Armchair Back Pain Stretches For Seniors
Whether is lower back pain or back pain it doesn’t matter, because there’s a pain in your back which has to be alleviated right away. Otherwise, it will interfere with your day-by-day activities, and a simple task such as tying your shoe laces will be a struggle.
But when back pain hits the elders it’s even more difficult to deal with due to age and bone fragility. Most of the time, suffering from back pain at an advanced age is the result of other diseases such as arthritis and rheumatism.
Anyhow, as rest is not a solution for this type of pain, most physical therapists recommend exercises regardless the age, and the following stretches are perfect for seniors with a pain in their back!
Needed equipment: well, there’s no special equipment needed since these are low-impact exercises, and a chair or armchair will be enough while you’re resting after dinner.
1. Neck And Chest Stretch
Image Credits: Neck And Chest Stretch
- Begin seated, feet flat on the floor, sitting up straight. Bring your hands to rest at the base of your skull, fingers intertwined, thumbs running by your ears and down your neck. (This is the classic “relaxed, laid back” pose, with your head resting in your hands.)
- Ease your head back into your hands, turning your face toward the ceiling.

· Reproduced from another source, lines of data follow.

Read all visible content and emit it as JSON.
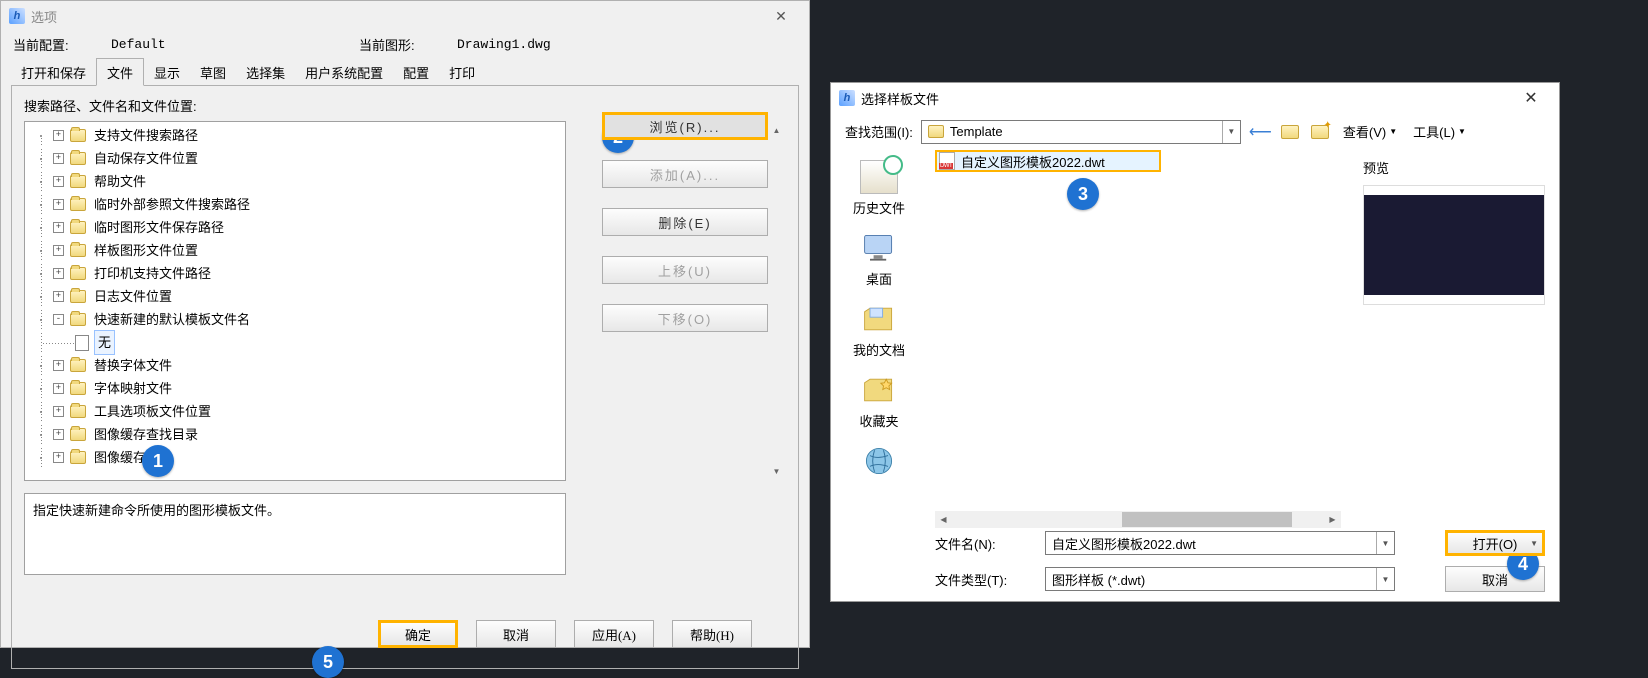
{
  "options_dialog": {
    "title": "选项",
    "info": {
      "current_config_label": "当前配置:",
      "current_config_value": "Default",
      "current_drawing_label": "当前图形:",
      "current_drawing_value": "Drawing1.dwg"
    },
    "tabs": [
      {
        "label": "打开和保存"
      },
      {
        "label": "文件",
        "active": true
      },
      {
        "label": "显示"
      },
      {
        "label": "草图"
      },
      {
        "label": "选择集"
      },
      {
        "label": "用户系统配置"
      },
      {
        "label": "配置"
      },
      {
        "label": "打印"
      }
    ],
    "group_label": "搜索路径、文件名和文件位置:",
    "tree": [
      {
        "kind": "folder",
        "exp": "+",
        "label": "支持文件搜索路径"
      },
      {
        "kind": "folder",
        "exp": "+",
        "label": "自动保存文件位置"
      },
      {
        "kind": "folder",
        "exp": "+",
        "label": "帮助文件"
      },
      {
        "kind": "folder",
        "exp": "+",
        "label": "临时外部参照文件搜索路径"
      },
      {
        "kind": "folder",
        "exp": "+",
        "label": "临时图形文件保存路径"
      },
      {
        "kind": "folder",
        "exp": "+",
        "label": "样板图形文件位置"
      },
      {
        "kind": "folder",
        "exp": "+",
        "label": "打印机支持文件路径"
      },
      {
        "kind": "folder",
        "exp": "+",
        "label": "日志文件位置"
      },
      {
        "kind": "folder",
        "exp": "-",
        "label": "快速新建的默认模板文件名",
        "children": [
          {
            "kind": "file",
            "label": "无",
            "selected": true
          }
        ]
      },
      {
        "kind": "folder",
        "exp": "+",
        "label": "替换字体文件"
      },
      {
        "kind": "folder",
        "exp": "+",
        "label": "字体映射文件"
      },
      {
        "kind": "folder",
        "exp": "+",
        "label": "工具选项板文件位置"
      },
      {
        "kind": "folder",
        "exp": "+",
        "label": "图像缓存查找目录"
      },
      {
        "kind": "folder",
        "exp": "+",
        "label": "图像缓存目录"
      }
    ],
    "side_buttons": {
      "browse": "浏览(R)...",
      "add": "添加(A)...",
      "delete": "删除(E)",
      "move_up": "上移(U)",
      "move_down": "下移(O)"
    },
    "description": "指定快速新建命令所使用的图形模板文件。",
    "bottom": {
      "ok": "确定",
      "cancel": "取消",
      "apply": "应用(A)",
      "help": "帮助(H)"
    }
  },
  "file_dialog": {
    "title": "选择样板文件",
    "look_in_label": "查找范围(I):",
    "look_in_value": "Template",
    "view_btn": "查看(V)",
    "tools_btn": "工具(L)",
    "places": [
      {
        "id": "history",
        "label": "历史文件"
      },
      {
        "id": "desktop",
        "label": "桌面"
      },
      {
        "id": "docs",
        "label": "我的文档"
      },
      {
        "id": "fav",
        "label": "收藏夹"
      },
      {
        "id": "ftp",
        "label": ""
      }
    ],
    "file_item": "自定义图形模板2022.dwt",
    "preview_label": "预览",
    "filename_label": "文件名(N):",
    "filename_value": "自定义图形模板2022.dwt",
    "filetype_label": "文件类型(T):",
    "filetype_value": "图形样板 (*.dwt)",
    "open_btn": "打开(O)",
    "cancel_btn": "取消"
  },
  "step_badges": {
    "1": "1",
    "2": "2",
    "3": "3",
    "4": "4",
    "5": "5"
  }
}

- Inhale deeply. As you exhale, ease your left elbow so it’s pointing more toward the ground, your right elbow toward the ceiling. This will stretch your neck in a supported way. Note: This should be an easy movement, so if it’s a slight movement and your elbows only move an inch or 2, that’s fine. It should feel like a good stretch, not painful.
- Take 2 deep breaths and ease yourself back to neutral, spine upright.
- Repeat on other side, right elbow toward the ground, left elbow toward the ceiling. Do this 3 times on each side, alternating sides as you go.
2. Seated Gentle Backbend
Image Credits: Seated Gentle Backbend
- Starting seated, feet flat on the floor, bring your hands to your lower back, with your fingers facing down and thumbs wrapped around your hips toward your front body.
- Press your hands firmly into your hips/lower back and inhale.
- As you exhale, gently arch your spine, leading with your head.
- Note: You don’t want your head to drop back too much. You do, however, want to lead with your cervical spine, so tilting your chin up, face to the ceiling, is a good, gentle start. The backbend should happen throughout the upper and midspine.
- Hold for 5 full, deep breaths.
- Gently and slowly come back to the neutral starting position, and repeat 3 to 5 times.
3. Reach Back
Image Credits: Reach Back
- Sit with spine straight, feet planted firmly on the ground. Inhale deeply, and as you exhale, reach behind you and interlace your hands.
- Note: If you cannot interlace your hands, grab opposite wrists or elbows.
- Inhale deeply again, and feel your spine growing longer as you sit up taller. Roll your shoulders up and back, moving your shoulder blades down your back.
- As you exhale, gently straighten your arms, if your hands are clasped. (If your hands are not clasped, gently pull in opposite directions.) This will open up your upper back.
- After 3 deep breaths, release your clasp and return to neutral.
- Repeat this 3 times.
4. Seated Cat-Cow
Image Credits: Seated Cat-Cow
- With feet planted firmly on the floor and knees at a 90-degree angle, place your hands on your knees, fingers pointing in toward each other, the heel of your hands on the outside of your legs.
- Inhale, and as you exhale, press into your hands and arch your back using your entire spine. This means your face will be toward the sky and you should feel a bit like you’re pressing your butt out behind you.
- As you inhale again, roll your shoulders forward and pull your bellybutton toward your spine, dropping your chin toward your chest and pushing toward your knees with your hands.
- During your next exhale, reverse the motion, pulling your chest through your arms and arching your spine again, pressing down into your legs, instead of toward your knees.
- Repeat this slowly, on your breath, 3 to 5 times.
5. Gentle Twist
Image Credits: Gentle Twist
- Again, start with your feet firmly planted on the floor and knees at a 90-degree angle. Edge just a little forward on the seat. You don’t want to feel like the chair may tip forward or that you’re unstable in the seat, but you do want a little more room behind you.
- As you inhale, press down into your seat, sit up straight, your spine lengthening, and lift your arms up overhead.
- As you exhale, turn gently to your right, placing your left hand on the outside of your right knee and your right hand wherever feels comfortable. This could be on the chair seat or back, but do not use that hand to “crank” your twist deeper. You want to feel the twist equally through all of your spine, and using your arm strength to twist yourself harder can cause injury and one part of your spine twisting harder than the rest.
- Stay in the twist and as you inhale, feel yourself sit up taller. As you exhale, twist just a little deeper.
- Take 3 to 5 deep breaths before gently releasing the twist and doing it on the other side. Alternate so you stretch at least twice on each side.